Also yesterday, House Clerk Cheryl Johnson and Sergeant at Arms Paul Irving walked a message over to the Senate informing them Speaker Pelosi had signed the Articles and appointed impeachment managers for the upcoming trial.
The Walker County Warrior banquet is coming back again soon. The banquet will be held next Thursday, January 23rd at the Walker County Fairgrounds. It all starts at 5:30.
For tickets, call Tom Fordyce at 936-661-2122, Sharon Fordyce at 936-661-0982 or Rusty Davis at 936-438-6534. Or, you can buy them at the HEARTS Veterans Museum.
There will be a Ribeye steak dinner and auctions.

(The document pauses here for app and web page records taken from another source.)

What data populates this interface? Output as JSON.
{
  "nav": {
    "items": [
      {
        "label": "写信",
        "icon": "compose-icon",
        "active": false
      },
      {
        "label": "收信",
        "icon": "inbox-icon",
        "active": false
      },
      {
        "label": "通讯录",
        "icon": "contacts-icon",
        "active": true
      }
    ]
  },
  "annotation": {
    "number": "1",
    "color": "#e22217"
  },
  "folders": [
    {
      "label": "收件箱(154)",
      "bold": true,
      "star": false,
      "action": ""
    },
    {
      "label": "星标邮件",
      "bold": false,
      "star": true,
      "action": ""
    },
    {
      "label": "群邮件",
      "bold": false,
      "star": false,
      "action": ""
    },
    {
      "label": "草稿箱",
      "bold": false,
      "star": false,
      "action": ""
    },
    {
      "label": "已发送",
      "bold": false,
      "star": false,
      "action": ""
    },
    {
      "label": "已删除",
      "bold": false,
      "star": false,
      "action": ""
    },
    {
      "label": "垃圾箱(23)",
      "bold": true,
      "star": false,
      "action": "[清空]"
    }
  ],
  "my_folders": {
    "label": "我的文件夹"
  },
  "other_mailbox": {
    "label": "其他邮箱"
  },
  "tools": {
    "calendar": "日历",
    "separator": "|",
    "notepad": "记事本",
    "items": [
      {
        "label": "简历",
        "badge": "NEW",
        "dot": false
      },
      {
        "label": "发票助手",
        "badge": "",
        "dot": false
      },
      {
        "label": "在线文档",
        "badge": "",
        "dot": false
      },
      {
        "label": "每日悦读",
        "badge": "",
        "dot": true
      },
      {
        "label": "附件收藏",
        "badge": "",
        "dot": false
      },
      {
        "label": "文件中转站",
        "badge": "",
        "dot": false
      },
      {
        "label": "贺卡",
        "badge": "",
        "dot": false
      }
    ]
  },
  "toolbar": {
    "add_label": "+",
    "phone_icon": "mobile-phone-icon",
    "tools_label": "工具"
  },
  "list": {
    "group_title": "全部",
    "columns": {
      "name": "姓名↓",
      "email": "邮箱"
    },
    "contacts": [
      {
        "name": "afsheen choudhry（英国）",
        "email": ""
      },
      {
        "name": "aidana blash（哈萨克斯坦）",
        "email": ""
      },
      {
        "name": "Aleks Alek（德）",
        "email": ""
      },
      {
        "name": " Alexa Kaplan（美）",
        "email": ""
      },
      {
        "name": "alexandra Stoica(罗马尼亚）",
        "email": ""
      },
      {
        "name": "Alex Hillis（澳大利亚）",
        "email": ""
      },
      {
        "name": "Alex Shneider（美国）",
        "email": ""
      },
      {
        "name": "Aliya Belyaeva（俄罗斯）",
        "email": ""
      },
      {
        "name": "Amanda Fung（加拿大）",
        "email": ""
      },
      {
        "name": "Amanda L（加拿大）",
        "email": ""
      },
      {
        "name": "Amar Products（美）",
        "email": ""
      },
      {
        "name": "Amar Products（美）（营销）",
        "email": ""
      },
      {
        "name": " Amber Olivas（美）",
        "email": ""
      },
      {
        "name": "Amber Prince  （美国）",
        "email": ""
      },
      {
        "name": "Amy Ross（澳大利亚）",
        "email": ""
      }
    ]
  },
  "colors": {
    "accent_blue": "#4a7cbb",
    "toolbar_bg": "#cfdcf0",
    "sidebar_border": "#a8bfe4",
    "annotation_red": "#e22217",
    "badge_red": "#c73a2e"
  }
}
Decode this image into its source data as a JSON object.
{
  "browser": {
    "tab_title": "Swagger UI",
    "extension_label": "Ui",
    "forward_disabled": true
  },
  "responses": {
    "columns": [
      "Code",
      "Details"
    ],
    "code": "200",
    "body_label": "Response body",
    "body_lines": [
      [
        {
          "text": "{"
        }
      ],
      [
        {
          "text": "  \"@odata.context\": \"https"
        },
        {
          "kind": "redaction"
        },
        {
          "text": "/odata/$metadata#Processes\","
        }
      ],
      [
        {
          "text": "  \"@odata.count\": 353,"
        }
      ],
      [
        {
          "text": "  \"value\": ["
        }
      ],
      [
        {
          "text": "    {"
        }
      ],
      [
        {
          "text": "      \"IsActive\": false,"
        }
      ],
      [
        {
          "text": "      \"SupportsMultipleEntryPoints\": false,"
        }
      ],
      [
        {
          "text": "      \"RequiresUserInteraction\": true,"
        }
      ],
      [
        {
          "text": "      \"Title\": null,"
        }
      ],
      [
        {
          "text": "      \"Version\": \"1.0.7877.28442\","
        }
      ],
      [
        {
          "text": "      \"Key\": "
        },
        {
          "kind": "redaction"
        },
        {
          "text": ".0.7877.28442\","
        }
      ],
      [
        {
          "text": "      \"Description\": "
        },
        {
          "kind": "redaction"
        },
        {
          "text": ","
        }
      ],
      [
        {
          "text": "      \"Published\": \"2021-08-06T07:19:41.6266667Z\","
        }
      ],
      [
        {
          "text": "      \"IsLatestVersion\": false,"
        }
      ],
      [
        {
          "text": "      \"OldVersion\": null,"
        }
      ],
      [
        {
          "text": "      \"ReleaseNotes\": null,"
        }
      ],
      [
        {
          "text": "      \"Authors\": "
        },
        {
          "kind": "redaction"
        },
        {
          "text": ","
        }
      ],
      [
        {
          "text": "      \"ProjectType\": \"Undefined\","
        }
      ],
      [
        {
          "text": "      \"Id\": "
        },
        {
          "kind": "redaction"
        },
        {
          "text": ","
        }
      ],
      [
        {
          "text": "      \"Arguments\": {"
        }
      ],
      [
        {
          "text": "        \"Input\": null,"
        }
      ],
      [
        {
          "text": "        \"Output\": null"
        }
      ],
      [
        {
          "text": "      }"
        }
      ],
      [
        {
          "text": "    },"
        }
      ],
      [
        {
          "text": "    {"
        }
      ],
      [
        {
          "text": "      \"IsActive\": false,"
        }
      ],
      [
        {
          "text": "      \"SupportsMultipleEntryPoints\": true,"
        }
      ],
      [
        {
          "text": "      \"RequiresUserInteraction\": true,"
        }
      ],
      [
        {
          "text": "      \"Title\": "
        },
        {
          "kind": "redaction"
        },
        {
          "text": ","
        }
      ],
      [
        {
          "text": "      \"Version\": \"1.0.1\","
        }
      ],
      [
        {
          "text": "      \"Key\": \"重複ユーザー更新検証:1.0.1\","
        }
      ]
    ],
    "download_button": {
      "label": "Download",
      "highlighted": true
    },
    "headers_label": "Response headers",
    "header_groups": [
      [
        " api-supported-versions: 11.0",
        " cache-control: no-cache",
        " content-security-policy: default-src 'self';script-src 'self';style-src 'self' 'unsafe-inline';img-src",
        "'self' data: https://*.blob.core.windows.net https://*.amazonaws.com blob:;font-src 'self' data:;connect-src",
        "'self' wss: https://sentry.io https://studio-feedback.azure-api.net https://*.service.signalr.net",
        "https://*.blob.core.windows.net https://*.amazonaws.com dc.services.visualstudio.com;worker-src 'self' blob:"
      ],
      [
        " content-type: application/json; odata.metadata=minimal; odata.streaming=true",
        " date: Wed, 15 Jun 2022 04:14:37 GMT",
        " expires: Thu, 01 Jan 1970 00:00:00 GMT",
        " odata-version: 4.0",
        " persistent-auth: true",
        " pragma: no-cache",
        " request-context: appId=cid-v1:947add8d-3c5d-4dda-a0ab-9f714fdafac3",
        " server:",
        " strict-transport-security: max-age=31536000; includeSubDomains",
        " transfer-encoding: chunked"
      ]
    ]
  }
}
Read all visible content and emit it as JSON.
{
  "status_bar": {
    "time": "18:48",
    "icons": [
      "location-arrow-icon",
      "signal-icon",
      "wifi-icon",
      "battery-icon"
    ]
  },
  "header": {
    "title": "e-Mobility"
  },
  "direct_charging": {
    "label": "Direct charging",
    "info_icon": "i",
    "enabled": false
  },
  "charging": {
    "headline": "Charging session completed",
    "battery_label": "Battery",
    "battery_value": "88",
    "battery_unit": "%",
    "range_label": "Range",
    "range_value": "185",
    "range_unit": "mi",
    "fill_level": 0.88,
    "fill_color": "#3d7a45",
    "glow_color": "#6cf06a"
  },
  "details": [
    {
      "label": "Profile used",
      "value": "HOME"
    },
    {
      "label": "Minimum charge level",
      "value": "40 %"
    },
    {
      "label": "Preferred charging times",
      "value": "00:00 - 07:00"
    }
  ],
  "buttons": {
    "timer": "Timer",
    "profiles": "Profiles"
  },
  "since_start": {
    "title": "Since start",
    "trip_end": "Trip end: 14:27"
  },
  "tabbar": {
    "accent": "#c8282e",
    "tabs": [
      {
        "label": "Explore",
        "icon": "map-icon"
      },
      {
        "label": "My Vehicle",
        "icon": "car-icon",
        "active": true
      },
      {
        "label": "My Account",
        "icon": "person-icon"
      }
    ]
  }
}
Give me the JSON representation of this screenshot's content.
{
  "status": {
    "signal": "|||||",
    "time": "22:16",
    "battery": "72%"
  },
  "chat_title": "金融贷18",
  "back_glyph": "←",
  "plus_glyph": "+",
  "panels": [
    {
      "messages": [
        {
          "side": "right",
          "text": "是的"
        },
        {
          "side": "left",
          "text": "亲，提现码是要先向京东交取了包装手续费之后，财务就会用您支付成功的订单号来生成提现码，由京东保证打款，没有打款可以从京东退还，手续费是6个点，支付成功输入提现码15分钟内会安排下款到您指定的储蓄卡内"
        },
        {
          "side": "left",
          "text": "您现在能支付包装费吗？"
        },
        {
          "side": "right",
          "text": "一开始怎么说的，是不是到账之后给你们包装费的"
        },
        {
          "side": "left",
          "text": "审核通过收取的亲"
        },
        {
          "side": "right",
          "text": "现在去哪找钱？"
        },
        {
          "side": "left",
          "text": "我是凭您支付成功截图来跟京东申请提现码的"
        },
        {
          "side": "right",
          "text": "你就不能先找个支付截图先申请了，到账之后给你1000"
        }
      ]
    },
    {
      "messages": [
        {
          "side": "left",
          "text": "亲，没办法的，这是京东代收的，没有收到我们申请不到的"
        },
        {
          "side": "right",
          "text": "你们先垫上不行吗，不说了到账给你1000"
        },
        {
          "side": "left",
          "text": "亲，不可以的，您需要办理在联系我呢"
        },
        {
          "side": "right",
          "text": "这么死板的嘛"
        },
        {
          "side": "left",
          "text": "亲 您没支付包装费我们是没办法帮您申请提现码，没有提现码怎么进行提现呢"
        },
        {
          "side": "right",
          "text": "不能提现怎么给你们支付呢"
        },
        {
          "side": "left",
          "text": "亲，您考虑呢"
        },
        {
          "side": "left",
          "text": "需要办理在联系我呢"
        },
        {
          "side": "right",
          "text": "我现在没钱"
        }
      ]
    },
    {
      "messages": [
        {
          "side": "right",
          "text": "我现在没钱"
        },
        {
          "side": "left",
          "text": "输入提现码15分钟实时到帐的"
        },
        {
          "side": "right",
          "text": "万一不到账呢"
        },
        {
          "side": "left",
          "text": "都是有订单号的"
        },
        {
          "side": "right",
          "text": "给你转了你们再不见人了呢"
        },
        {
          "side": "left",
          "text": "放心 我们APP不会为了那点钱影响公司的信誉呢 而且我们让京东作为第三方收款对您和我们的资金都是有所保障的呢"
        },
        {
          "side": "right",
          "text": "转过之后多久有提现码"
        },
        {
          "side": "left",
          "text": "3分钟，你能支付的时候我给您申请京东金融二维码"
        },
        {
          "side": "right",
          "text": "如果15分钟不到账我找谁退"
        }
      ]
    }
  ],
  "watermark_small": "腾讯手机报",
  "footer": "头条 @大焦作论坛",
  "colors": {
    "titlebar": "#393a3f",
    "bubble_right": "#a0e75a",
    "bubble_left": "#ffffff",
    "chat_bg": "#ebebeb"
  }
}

General Seating is $50 per person. A reserved table for 8 is $350.
Spokesperson Tom Fordyce fills us in on the speakers . . . .
I told Tom that I heard football great Earl Campbell might attend . . . .
As you may have heard, the opioid crisis in the United States has reached epic proportions over recent years.
Local, state and national health organizations have been focusing on the issue to stem the fatal results of addiction and overdose.
This week, the House Energy and Commerce Subcommittee on Oversight and Investigations held a hearing on states’ efforts to fight this drug epidemic.
Committee Chair, Colorado Congresswoman Diana Degette, laid bare to the subcommittee the trends in the past and the serious crises at hand . . . .
There is, however, a fourth wave . . . .
The Walker County Department of Planning and Development is making available the draft copy of the revised Walker County Subdivision Regulations. The draft is being circulated for public review and comment in order to improve readability, regulatory clarity and insure that the policy best addresses the needs of the community as a while. They pass along that if anyone has comments related to the regulations as presented, they are strongly encouraged to relay those comments to the drafting committee and ultimately the Commissioners’ Court.
The public comment period will be left open until January 24, 2020.
If you have questions, contact the Walker County Planning and Development Department at 936-436-4939.
A copy of the regulations may be found online at: http://www.co.walker.tx.us
Your comments may be submitted via e-mail to firstname.lastname@example.org
The Huntsville City Council met at the Library Community Room last night for meeting number one in strategic planning sessions.
City Manager Aron Kulhavy, councilmembers and department heads did a good job in creative idea-formulating discussions on improvements for the future in various areas of the City of Huntsville.
Mr. Kulhavy began the meeting with a basis of ideas to spring off of to stimulate discussion, beginning with a former citizen survey . . . .
He also had a bullet point list of items he had received from the mayor and various councilmembers. He also referred to what he called “supplemental reading” which he said are “the backup and the detailed items that some of the councilmembers gave to me in order to see their items on the Strategic Plan.”
Councilmembers zeroed in on seven areas of Strategic Initiatives: city appearance, communications, economic development, infrastructure, resource development, finance and public safety.
Councilmembers will meet for a second strategic planning session this Thursday at five in the Huntsville Public Library.